Long into the night he worshiped with the Christians of Rome, safe from the watchful eye of Nero’s guards. One after another the men and women shared their testimonies of trials they were facing, of prayers answered, and victories gained. They cried together as they shared stories after stories of friends and relatives being hunted down, slain, and tortured in horrible ways.
Behind the persecution was Nero, emperor of Rome. After the great fire in July A.D. 64, persecution escalated. Many said Nero himself set the fire for the joy of seeing it burn as background to the recitation of his poems about the burning. of Troy. The fire raged for six days until two thirds of the city was destroyed. True or not, the people blamed Nero, and he became alarmed at their hatred. To appease them he rushed into the streets, scattering money to the fleeing people until his treasury was empty.

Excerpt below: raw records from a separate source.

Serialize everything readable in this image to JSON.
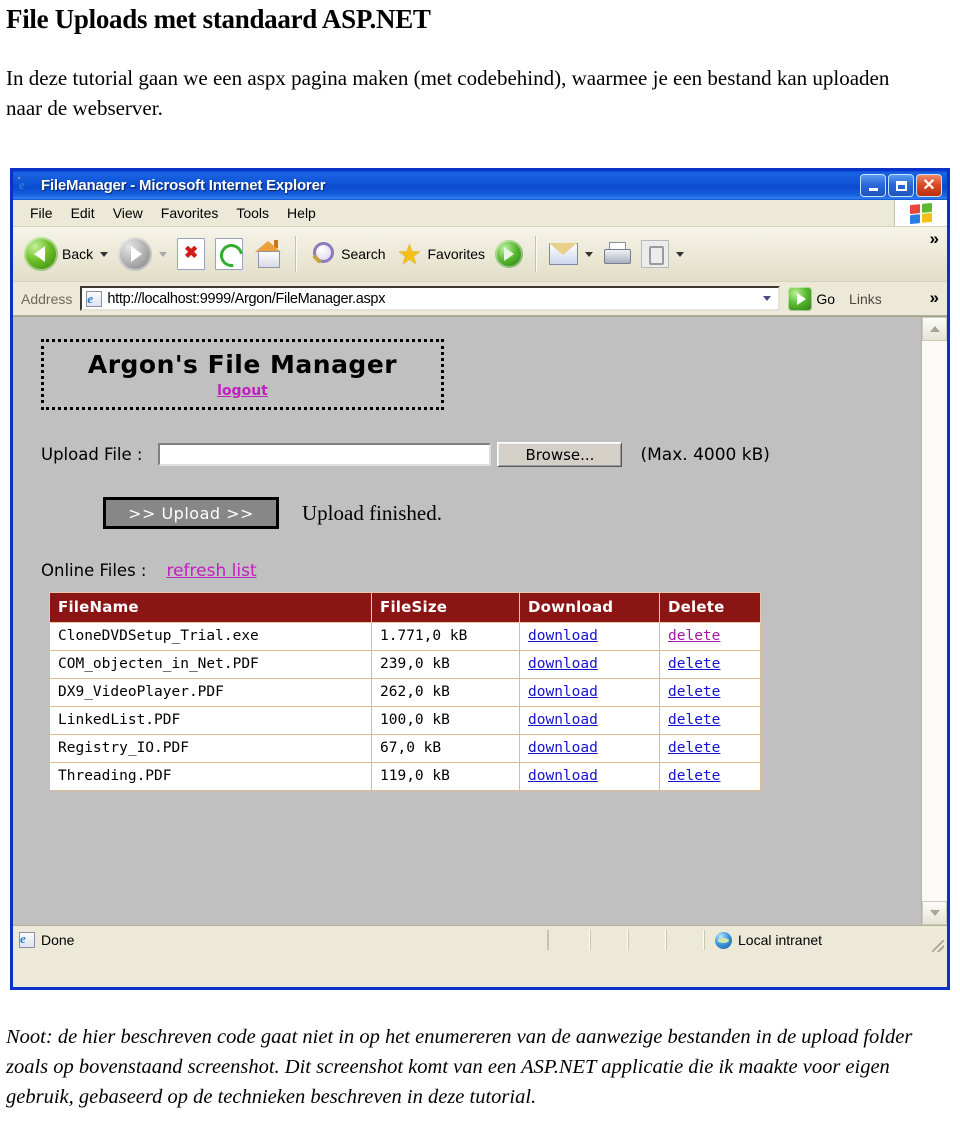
{
  "document": {
    "title": "File Uploads met standaard ASP.NET",
    "intro": "In deze tutorial gaan we een aspx pagina maken (met codebehind), waarmee je een bestand kan uploaden naar de webserver.",
    "note": "Noot: de hier beschreven code gaat niet in op het enumereren van de aanwezige bestanden in de upload folder zoals op bovenstaand screenshot. Dit screenshot komt van een ASP.NET applicatie die ik maakte voor eigen gebruik, gebaseerd op de technieken beschreven in deze tutorial."
  },
  "browser": {
    "title": "FileManager - Microsoft Internet Explorer",
    "window_buttons": {
      "minimize": "minimize",
      "maximize": "restore",
      "close": "close"
    },
    "menu": [
      "File",
      "Edit",
      "View",
      "Favorites",
      "Tools",
      "Help"
    ],
    "menu_overflow": "»",
    "toolbar": {
      "back": "Back",
      "forward": "",
      "stop": "",
      "refresh": "",
      "home": "",
      "search": "Search",
      "favorites": "Favorites",
      "media": "",
      "mail": "",
      "print": "",
      "edit": "",
      "overflow": "»"
    },
    "address": {
      "label": "Address",
      "url": "http://localhost:9999/Argon/FileManager.aspx",
      "go_label": "Go",
      "links_label": "Links",
      "overflow": "»"
    },
    "status": {
      "text": "Done",
      "zone": "Local intranet"
    }
  },
  "app": {
    "title": "Argon's File Manager",
    "logout_label": "logout",
    "upload": {
      "label": "Upload File :",
      "field_value": "",
      "browse_label": "Browse...",
      "max_note": "(Max. 4000 kB)",
      "submit_label": ">> Upload >>",
      "status": "Upload finished."
    },
    "files": {
      "label": "Online Files :",
      "refresh_label": "refresh list",
      "columns": [
        "FileName",
        "FileSize",
        "Download",
        "Delete"
      ],
      "rows": [
        {
          "name": "CloneDVDSetup_Trial.exe",
          "size": "1.771,0 kB",
          "download": "download",
          "delete": "delete",
          "delete_visited": true
        },
        {
          "name": "COM_objecten_in_Net.PDF",
          "size": "239,0 kB",
          "download": "download",
          "delete": "delete",
          "delete_visited": false
        },
        {
          "name": "DX9_VideoPlayer.PDF",
          "size": "262,0 kB",
          "download": "download",
          "delete": "delete",
          "delete_visited": false
        },
        {
          "name": "LinkedList.PDF",
          "size": "100,0 kB",
          "download": "download",
          "delete": "delete",
          "delete_visited": false
        },
        {
          "name": "Registry_IO.PDF",
          "size": "67,0 kB",
          "download": "download",
          "delete": "delete",
          "delete_visited": false
        },
        {
          "name": "Threading.PDF",
          "size": "119,0 kB",
          "download": "download",
          "delete": "delete",
          "delete_visited": false
        }
      ]
    }
  },
  "colors": {
    "titlebar_blue": "#0f55d6",
    "window_border": "#0a31c8",
    "chrome": "#ece9d8",
    "page_background": "#c0c0c0",
    "table_header": "#8b1414",
    "table_border": "#e0b98e",
    "link": "#1414d0",
    "visited_link": "#c020c0",
    "upload_button": "#878787"
  }
}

Then to divert people’s attention away from himself, Nero charged the Christians for having set fire to Rome. He gave orders for every Christian to be hunted and killed. Some were fed to the lions but others suffered even worse fates. He had his servants sew some in the skins of wild animals and then set wild dogs upon them. Others he covered with pitch and fastened them to poles which he planted in the garden of his palace. These living torches then provided the light for some of Nero’s feasts.
“Just as Jesus prophesied, so it is happening,” the believers in the catacombs must have often told themselves. They sang and prayed together and encouraged one another to be faithful should they be put to the test. Here they heard sermons and read letters written by the apostles. They also enacted the Lord’s supper together and gathered strength for the morrow.
If you had lived in A.D. 64, would you have had the courage to risk your life to find your way to the catacombs to worship Jesus Christ and to take part in communion?
Photo Courtesy: https://www.catacombes.paris.fr/en